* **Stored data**
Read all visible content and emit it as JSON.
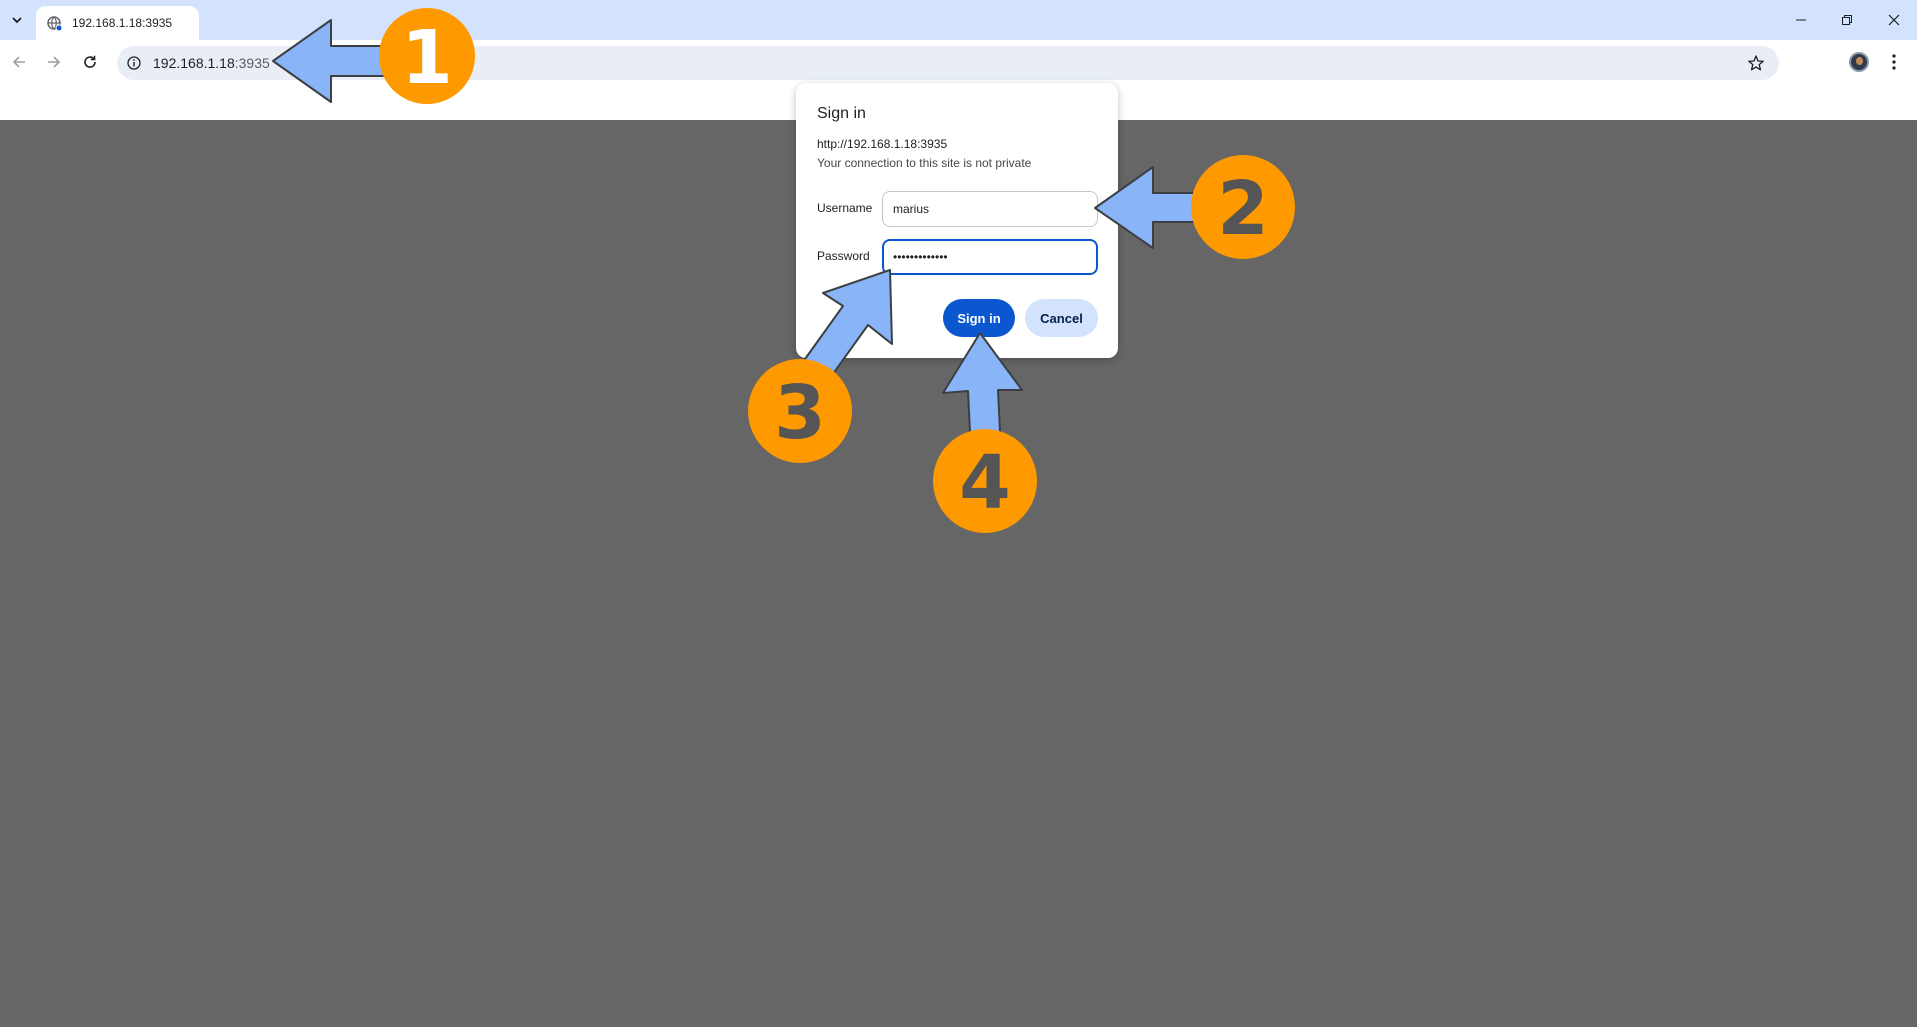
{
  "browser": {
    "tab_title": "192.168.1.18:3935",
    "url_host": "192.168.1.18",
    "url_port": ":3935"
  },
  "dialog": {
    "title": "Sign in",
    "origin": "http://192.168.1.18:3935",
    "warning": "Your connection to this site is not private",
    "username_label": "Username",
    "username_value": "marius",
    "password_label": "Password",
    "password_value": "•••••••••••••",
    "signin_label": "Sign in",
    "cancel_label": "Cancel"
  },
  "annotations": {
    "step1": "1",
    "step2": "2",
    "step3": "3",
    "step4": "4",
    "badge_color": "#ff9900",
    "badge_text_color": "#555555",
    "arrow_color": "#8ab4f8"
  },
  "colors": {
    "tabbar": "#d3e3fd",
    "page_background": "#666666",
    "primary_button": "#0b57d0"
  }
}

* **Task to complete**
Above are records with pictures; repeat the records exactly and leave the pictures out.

* **Answer box**
Read all visible content and emit it as JSON.
{
  "browser": {
    "tab_title": "192.168.1.18:3935",
    "url_host": "192.168.1.18",
    "url_port": ":3935"
  },
  "dialog": {
    "title": "Sign in",
    "origin": "http://192.168.1.18:3935",
    "warning": "Your connection to this site is not private",
    "username_label": "Username",
    "username_value": "marius",
    "password_label": "Password",
    "password_value": "•••••••••••••",
    "signin_label": "Sign in",
    "cancel_label": "Cancel"
  },
  "annotations": {
    "step1": "1",
    "step2": "2",
    "step3": "3",
    "step4": "4",
    "badge_color": "#ff9900",
    "badge_text_color": "#555555",
    "arrow_color": "#8ab4f8"
  },
  "colors": {
    "tabbar": "#d3e3fd",
    "page_background": "#666666",
    "primary_button": "#0b57d0"
  }
}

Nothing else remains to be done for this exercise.